━━ Information given

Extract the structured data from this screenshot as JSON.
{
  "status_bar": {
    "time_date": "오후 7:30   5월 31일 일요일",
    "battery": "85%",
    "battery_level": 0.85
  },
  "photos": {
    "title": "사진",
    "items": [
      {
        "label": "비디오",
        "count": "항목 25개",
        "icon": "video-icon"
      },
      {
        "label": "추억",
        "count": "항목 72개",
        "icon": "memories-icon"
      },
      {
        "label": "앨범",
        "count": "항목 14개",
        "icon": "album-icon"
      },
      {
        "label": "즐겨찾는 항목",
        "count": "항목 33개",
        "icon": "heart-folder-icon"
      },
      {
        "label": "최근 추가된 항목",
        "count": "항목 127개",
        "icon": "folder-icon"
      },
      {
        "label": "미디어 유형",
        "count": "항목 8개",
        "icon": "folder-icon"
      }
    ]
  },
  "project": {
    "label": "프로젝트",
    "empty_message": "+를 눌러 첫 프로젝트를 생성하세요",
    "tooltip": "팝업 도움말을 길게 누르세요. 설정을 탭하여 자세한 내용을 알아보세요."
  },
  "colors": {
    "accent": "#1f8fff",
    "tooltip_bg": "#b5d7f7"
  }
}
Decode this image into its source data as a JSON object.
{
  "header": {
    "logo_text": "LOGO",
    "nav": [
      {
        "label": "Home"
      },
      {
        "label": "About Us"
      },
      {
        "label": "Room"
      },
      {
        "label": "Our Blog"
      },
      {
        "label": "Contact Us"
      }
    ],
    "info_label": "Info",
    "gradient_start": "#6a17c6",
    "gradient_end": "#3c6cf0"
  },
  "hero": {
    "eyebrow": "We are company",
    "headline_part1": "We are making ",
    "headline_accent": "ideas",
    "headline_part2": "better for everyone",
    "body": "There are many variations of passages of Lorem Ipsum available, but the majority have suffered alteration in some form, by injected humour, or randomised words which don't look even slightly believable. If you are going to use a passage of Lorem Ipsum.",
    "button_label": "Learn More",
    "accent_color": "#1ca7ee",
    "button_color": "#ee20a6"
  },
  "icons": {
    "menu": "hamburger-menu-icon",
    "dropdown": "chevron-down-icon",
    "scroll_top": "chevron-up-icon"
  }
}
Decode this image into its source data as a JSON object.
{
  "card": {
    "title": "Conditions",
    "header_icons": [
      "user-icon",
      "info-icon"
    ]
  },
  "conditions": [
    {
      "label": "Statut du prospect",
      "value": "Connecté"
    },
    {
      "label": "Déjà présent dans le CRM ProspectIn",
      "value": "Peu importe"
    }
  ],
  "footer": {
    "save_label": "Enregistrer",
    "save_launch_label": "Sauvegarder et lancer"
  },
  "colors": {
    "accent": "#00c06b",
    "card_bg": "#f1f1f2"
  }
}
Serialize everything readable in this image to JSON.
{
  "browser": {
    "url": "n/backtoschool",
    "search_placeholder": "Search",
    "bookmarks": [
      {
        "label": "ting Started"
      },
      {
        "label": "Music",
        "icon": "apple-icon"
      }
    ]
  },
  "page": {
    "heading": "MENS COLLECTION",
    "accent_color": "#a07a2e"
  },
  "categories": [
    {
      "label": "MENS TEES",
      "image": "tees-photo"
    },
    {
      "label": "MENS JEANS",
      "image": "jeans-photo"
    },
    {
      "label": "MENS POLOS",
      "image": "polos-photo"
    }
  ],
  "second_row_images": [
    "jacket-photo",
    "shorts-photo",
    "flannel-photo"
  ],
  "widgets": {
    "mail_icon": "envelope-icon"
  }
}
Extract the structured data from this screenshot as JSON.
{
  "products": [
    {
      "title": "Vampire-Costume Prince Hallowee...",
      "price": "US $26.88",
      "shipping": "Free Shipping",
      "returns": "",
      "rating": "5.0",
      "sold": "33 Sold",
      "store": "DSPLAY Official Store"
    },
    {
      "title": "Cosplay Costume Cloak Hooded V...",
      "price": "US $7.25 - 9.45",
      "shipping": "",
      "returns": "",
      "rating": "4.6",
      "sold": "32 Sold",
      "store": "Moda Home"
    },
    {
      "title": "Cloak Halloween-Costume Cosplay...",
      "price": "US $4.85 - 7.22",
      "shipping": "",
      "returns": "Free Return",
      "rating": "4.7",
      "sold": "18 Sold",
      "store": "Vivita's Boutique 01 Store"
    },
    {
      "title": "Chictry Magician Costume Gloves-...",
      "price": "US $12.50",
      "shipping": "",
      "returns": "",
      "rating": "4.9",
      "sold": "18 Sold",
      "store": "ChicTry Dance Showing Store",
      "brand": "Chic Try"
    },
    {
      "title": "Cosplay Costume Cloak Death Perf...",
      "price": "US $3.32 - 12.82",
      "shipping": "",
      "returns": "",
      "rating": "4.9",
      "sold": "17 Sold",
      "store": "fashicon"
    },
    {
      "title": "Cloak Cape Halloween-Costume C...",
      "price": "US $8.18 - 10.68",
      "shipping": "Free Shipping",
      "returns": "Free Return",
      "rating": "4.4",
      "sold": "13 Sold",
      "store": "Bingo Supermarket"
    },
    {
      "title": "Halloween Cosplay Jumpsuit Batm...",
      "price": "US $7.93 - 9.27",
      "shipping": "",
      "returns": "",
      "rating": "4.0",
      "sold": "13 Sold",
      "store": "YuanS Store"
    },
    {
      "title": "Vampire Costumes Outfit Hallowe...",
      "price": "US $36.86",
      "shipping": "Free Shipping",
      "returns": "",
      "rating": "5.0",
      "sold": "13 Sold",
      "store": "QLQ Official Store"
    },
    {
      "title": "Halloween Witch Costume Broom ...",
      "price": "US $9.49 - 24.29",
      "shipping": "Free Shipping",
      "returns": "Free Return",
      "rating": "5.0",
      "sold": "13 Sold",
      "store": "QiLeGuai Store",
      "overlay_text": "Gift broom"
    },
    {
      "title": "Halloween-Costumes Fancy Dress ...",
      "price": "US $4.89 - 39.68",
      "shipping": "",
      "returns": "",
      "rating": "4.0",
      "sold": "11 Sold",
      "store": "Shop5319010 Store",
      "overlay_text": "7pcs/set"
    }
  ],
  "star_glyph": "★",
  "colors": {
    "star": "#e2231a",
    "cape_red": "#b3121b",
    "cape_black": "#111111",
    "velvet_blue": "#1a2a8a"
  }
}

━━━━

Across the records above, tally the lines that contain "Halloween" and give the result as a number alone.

**Response**: 5